If you are using flashlights, flameless candles, or Halloween decorations, remember to keep batteries out of the reach of your pets. If the batteries are chewed or ingested, it could result in a trip to the veterinary emergency clinic.
Even the fun glow sticks are filled with a liquid that, if punctured, will leak out the shiny contents that can cause mouth pain, irritation, and excessive salivation.
If you’ve recently browsed a dog lover’s catalog or browsed a pet store, you’ve undoubtedly noticed a range of costumes designed for your canine companion. Superheroes, scary monsters, foods like tacos and hot dogs, and movie characters are all available as a costume for your pet.
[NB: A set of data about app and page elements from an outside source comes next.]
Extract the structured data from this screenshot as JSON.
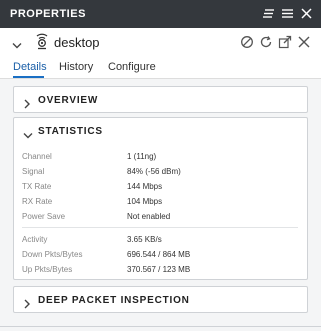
{
  "header": {
    "title": "PROPERTIES",
    "icons": [
      "bookmark-list-icon",
      "menu-icon",
      "close-icon"
    ]
  },
  "device": {
    "name": "desktop",
    "icon": "wireless-client-icon",
    "actions": [
      "block-icon",
      "refresh-icon",
      "expand-icon",
      "disconnect-icon"
    ]
  },
  "tabs": [
    {
      "label": "Details",
      "active": true
    },
    {
      "label": "History",
      "active": false
    },
    {
      "label": "Configure",
      "active": false
    }
  ],
  "sections": {
    "overview": {
      "title": "OVERVIEW",
      "expanded": false
    },
    "statistics": {
      "title": "STATISTICS",
      "expanded": true,
      "rows": [
        {
          "label": "Channel",
          "value": "1 (11ng)"
        },
        {
          "label": "Signal",
          "value": "84% (-56 dBm)"
        },
        {
          "label": "TX Rate",
          "value": "144 Mbps"
        },
        {
          "label": "RX Rate",
          "value": "104 Mbps"
        },
        {
          "label": "Power Save",
          "value": "Not enabled"
        }
      ],
      "rows2": [
        {
          "label": "Activity",
          "value": "3.65 KB/s"
        },
        {
          "label": "Down Pkts/Bytes",
          "value": "696.544 / 864 MB"
        },
        {
          "label": "Up Pkts/Bytes",
          "value": "370.567 / 123 MB"
        }
      ]
    },
    "dpi": {
      "title": "DEEP PACKET INSPECTION",
      "expanded": false
    }
  },
  "colors": {
    "header_bg": "#34383d",
    "accent": "#1a6fc4"
  }
}
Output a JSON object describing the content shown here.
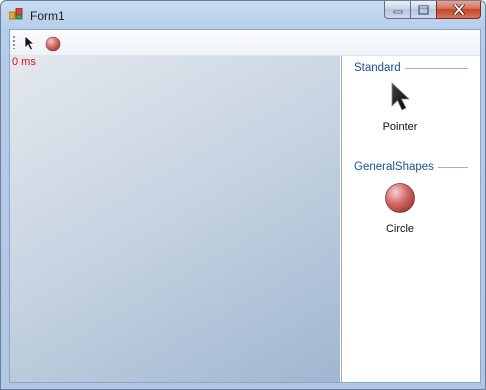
{
  "window": {
    "title": "Form1",
    "icons": {
      "app": "app-icon",
      "minimize": "minimize-icon",
      "maximize": "maximize-icon",
      "close": "close-icon"
    }
  },
  "toolstrip": {
    "items": [
      {
        "name": "pointer",
        "icon": "pointer-arrow-icon"
      },
      {
        "name": "circle",
        "icon": "red-circle-icon"
      }
    ]
  },
  "canvas": {
    "timing": "0 ms"
  },
  "toolbox": {
    "groups": [
      {
        "header": "Standard",
        "items": [
          {
            "label": "Pointer",
            "icon": "pointer-arrow-icon"
          }
        ]
      },
      {
        "header": "GeneralShapes",
        "items": [
          {
            "label": "Circle",
            "icon": "red-circle-icon"
          }
        ]
      }
    ]
  },
  "colors": {
    "timing_text": "#e01010",
    "group_header": "#1f4d9a",
    "circle_fill": "#d46a6a"
  }
}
There is considerable controversy over the merits of dressing your dog versus the safety risks of doing so. The American Kennel Club warns that beads, snaps, buttons, ribbons, rubber bands, and fabrics can all be intestinal hazards. Small bells, charms, sequins, sequins, and fur trims are also potential problems.
Costumes can cause overheating, impaired vision, and even difficulty breathing if they cover the face or are too restrictive around the animal’s neck or chest. And the AKC is warning you to never leave a dog in a costume unattended.
Depending on where you live, your doorbell on Halloween night can be a real workout. And if your fearless watchdog hates letter carriers, delivery men, and anyone else who dares to walk past your house, Halloween is a real steroid nightmare for your puppy.
Opening and closing the front door several times during a party is not only annoying for your pets, but it can also be an opportunity for Fido to take a break and run past you and in. the street on a dead track. You know what’s coming next.
I will remind you once again of the importance of having the correct identification on your pet. A collar with ID tags and / or an electronic chip can save the life of a lost animal.
And to prevent an escape at your doorstep, the ASPCA recommends that you keep dogs and cats in a separate room, away from the door and activities during these peak hours. Turn on the TV or tune in to a radio station that plays soothing music that will hopefully calm your friend down.
Our pets may not like Halloween, but it’s a favorite holiday for many fun-loving humans. As you prepare for the fun and festivities of tomorrow, take some precautions to ensure a safe night out for your four-legged friends.
Be safe, have fun and happy Halloween!